◆ What the exercise asks: Return every line from the records below in which the word "with" is found.

◆ The data:
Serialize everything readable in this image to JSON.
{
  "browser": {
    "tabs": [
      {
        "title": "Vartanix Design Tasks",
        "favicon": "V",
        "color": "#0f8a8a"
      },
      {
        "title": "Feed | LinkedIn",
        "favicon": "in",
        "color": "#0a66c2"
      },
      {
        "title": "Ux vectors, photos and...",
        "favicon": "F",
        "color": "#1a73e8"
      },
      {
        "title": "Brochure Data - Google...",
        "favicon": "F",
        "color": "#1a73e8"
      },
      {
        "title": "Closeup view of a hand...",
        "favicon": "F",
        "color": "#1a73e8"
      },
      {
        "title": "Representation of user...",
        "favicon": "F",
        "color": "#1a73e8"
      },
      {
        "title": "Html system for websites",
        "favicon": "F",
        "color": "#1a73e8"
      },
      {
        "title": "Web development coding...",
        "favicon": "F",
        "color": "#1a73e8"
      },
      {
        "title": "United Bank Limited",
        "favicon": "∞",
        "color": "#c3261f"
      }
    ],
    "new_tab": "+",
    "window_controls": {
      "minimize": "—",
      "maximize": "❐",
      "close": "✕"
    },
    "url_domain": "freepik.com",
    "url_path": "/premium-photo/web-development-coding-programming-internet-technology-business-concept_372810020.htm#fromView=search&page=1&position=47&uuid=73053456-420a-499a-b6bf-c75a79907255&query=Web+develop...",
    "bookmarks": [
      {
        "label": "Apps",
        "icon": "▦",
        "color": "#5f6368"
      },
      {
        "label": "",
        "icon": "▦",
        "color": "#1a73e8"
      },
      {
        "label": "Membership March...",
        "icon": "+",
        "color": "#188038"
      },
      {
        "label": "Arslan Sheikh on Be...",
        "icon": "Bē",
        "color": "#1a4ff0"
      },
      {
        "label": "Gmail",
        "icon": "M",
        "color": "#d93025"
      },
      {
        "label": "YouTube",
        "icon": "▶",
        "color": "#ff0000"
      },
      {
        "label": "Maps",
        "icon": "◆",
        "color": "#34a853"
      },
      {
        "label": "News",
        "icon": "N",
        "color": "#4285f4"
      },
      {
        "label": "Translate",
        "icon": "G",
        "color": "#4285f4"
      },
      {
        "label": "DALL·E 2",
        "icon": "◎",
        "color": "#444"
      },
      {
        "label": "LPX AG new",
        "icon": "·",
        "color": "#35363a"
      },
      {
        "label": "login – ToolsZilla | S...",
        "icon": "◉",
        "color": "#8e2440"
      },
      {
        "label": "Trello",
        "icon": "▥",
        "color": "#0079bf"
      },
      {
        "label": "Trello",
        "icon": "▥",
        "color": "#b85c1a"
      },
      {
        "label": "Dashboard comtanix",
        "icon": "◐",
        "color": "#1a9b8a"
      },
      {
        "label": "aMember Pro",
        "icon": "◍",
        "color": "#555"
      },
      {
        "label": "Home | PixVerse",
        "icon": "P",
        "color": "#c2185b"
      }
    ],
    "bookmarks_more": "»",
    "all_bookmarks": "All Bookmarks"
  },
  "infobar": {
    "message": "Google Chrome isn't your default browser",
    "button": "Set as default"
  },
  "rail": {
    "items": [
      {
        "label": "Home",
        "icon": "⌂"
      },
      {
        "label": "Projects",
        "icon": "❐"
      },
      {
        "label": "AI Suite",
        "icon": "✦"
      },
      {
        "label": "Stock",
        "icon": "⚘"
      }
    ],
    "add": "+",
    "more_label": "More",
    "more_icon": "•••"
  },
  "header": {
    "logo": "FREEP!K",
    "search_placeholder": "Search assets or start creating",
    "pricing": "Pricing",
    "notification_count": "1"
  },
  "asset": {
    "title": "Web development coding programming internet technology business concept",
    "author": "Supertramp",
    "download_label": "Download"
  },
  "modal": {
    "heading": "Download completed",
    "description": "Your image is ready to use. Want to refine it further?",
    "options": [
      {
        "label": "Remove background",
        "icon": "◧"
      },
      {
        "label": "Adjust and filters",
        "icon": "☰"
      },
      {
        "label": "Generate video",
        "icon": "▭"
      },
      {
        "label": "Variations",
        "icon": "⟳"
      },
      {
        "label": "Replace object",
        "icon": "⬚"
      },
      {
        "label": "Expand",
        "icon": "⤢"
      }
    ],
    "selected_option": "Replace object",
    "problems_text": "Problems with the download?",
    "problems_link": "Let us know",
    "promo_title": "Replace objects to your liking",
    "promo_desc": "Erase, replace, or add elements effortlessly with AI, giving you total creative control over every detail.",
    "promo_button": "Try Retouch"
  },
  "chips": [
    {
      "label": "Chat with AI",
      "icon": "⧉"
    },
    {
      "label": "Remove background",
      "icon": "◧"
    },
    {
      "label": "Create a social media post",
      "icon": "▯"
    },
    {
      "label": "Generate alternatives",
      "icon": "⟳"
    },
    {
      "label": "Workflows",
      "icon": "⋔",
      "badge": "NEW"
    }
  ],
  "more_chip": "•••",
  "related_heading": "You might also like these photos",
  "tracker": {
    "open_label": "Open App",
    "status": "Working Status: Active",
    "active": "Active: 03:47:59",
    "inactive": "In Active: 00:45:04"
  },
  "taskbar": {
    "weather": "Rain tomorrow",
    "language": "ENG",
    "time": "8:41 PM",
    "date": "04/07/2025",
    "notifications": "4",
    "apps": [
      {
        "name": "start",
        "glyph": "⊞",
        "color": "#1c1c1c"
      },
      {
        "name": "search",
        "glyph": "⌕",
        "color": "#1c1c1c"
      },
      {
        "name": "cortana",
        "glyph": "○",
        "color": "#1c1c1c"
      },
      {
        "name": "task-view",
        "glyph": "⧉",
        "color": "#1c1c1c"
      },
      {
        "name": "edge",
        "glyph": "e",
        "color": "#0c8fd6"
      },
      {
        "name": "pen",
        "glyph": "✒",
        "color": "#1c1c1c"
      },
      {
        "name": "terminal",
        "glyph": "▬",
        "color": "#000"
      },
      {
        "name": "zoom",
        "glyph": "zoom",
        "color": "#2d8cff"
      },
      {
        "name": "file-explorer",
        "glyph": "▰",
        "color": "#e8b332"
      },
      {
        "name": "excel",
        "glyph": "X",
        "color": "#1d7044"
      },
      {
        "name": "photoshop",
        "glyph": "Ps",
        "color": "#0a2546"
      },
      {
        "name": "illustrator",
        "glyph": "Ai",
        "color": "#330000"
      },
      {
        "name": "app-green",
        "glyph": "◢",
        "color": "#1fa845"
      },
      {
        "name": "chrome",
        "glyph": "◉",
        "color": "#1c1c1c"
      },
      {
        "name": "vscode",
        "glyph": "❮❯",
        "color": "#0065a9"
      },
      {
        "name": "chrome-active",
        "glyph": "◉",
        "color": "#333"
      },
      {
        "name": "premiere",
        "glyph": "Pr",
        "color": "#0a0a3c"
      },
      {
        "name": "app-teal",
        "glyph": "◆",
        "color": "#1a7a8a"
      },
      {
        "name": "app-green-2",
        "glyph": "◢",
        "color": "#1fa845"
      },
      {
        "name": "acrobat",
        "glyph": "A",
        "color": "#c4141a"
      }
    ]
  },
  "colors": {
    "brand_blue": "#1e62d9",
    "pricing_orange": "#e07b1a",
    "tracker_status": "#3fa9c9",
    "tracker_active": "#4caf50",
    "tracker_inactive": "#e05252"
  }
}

◆ Result below:
    "problems_text": "Problems with the download?",
    "promo_desc": "Erase, replace, or add elements effortlessly with AI, giving you total creative control over every detail.",
      "label": "Chat with AI",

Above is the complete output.